Graft failure occurs when the rootstock and scion become partly or fully separated and/or an impermeable, often corky, layer forms between the rootstock and the scion. However, it is often difficult to establish the exact cause.
Graft failure can be caused by factors such as:
- Poor formation of the graft union due to problems with anatomical mismatching (when the rootstock and scion tissue is not lined up properly), poor grafting technique, adverse weather conditions and poor hygiene
- Mechanical damage to the graft union
- Graft incompatibility
Graft incompatibility can occur for number of reasons, including:
- Virus or phytoplasma infection (see below)
- Genetic incompatibility or biochemical reaction of the rootstock and scion. The failure can be fairly immediate or delayed, perhaps twenty years or more
- When a weak cultivar is grafted onto an excessively vigorous rootstock

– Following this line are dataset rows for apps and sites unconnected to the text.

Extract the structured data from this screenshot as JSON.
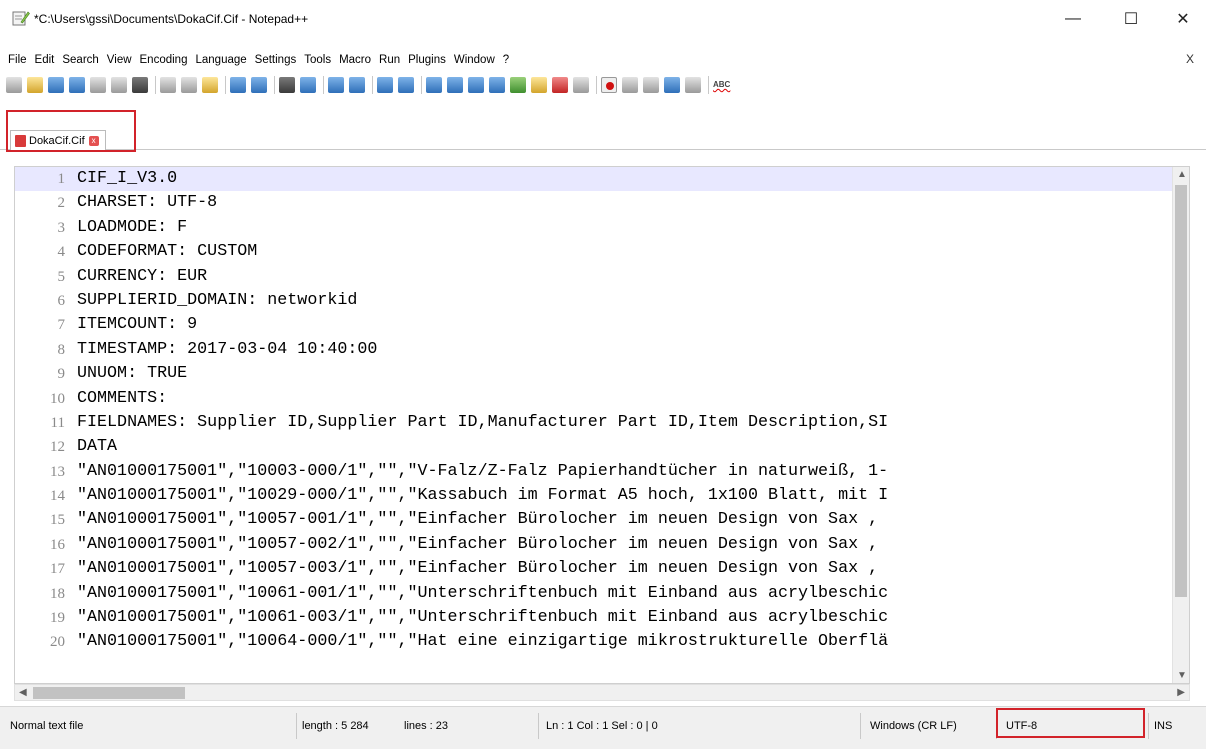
{
  "window": {
    "title": "*C:\\Users\\gssi\\Documents\\DokaCif.Cif - Notepad++",
    "minimize": "—",
    "maximize": "☐",
    "close": "✕"
  },
  "menu": {
    "items": [
      "File",
      "Edit",
      "Search",
      "View",
      "Encoding",
      "Language",
      "Settings",
      "Tools",
      "Macro",
      "Run",
      "Plugins",
      "Window",
      "?"
    ],
    "close_doc": "X"
  },
  "tab": {
    "label": "DokaCif.Cif",
    "close": "x"
  },
  "editor": {
    "lines": [
      {
        "n": "1",
        "text": "CIF_I_V3.0"
      },
      {
        "n": "2",
        "text": "CHARSET: UTF-8"
      },
      {
        "n": "3",
        "text": "LOADMODE: F"
      },
      {
        "n": "4",
        "text": "CODEFORMAT: CUSTOM"
      },
      {
        "n": "5",
        "text": "CURRENCY: EUR"
      },
      {
        "n": "6",
        "text": "SUPPLIERID_DOMAIN: networkid"
      },
      {
        "n": "7",
        "text": "ITEMCOUNT: 9"
      },
      {
        "n": "8",
        "text": "TIMESTAMP: 2017-03-04  10:40:00"
      },
      {
        "n": "9",
        "text": "UNUOM: TRUE"
      },
      {
        "n": "10",
        "text": "COMMENTS:"
      },
      {
        "n": "11",
        "text": "FIELDNAMES: Supplier ID,Supplier Part ID,Manufacturer Part ID,Item Description,SI"
      },
      {
        "n": "12",
        "text": "DATA"
      },
      {
        "n": "13",
        "text": "\"AN01000175001\",\"10003-000/1\",\"\",\"V-Falz/Z-Falz Papierhandtücher in naturweiß, 1-"
      },
      {
        "n": "14",
        "text": "\"AN01000175001\",\"10029-000/1\",\"\",\"Kassabuch im Format A5 hoch, 1x100 Blatt, mit I"
      },
      {
        "n": "15",
        "text": "\"AN01000175001\",\"10057-001/1\",\"\",\"Einfacher Bürolocher im neuen Design von Sax ,"
      },
      {
        "n": "16",
        "text": "\"AN01000175001\",\"10057-002/1\",\"\",\"Einfacher Bürolocher im neuen Design von Sax ,"
      },
      {
        "n": "17",
        "text": "\"AN01000175001\",\"10057-003/1\",\"\",\"Einfacher Bürolocher im neuen Design von Sax ,"
      },
      {
        "n": "18",
        "text": "\"AN01000175001\",\"10061-001/1\",\"\",\"Unterschriftenbuch mit Einband aus acrylbeschic"
      },
      {
        "n": "19",
        "text": "\"AN01000175001\",\"10061-003/1\",\"\",\"Unterschriftenbuch mit Einband aus acrylbeschic"
      },
      {
        "n": "20",
        "text": "\"AN01000175001\",\"10064-000/1\",\"\",\"Hat eine einzigartige mikrostrukturelle Oberflä"
      }
    ]
  },
  "status": {
    "file_type": "Normal text file",
    "length": "length : 5 284",
    "lines": "lines : 23",
    "position": "Ln : 1   Col : 1   Sel : 0 | 0",
    "eol": "Windows (CR LF)",
    "encoding": "UTF-8",
    "mode": "INS"
  },
  "colors": {
    "highlight_box": "#d2232a",
    "current_line": "#e8e8ff",
    "line_number": "#8a8a8a"
  }
}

Phytoplasmas are single-celled organisms and, as opposed to bacteria they lack a cell wall. Previously known as ‘mycoplasma-like organisms’ or ‘MLOs’, they live as parasites of plants and cause symptoms that are similar to viruses. As with viruses, there is no remedy but to replace infected plants.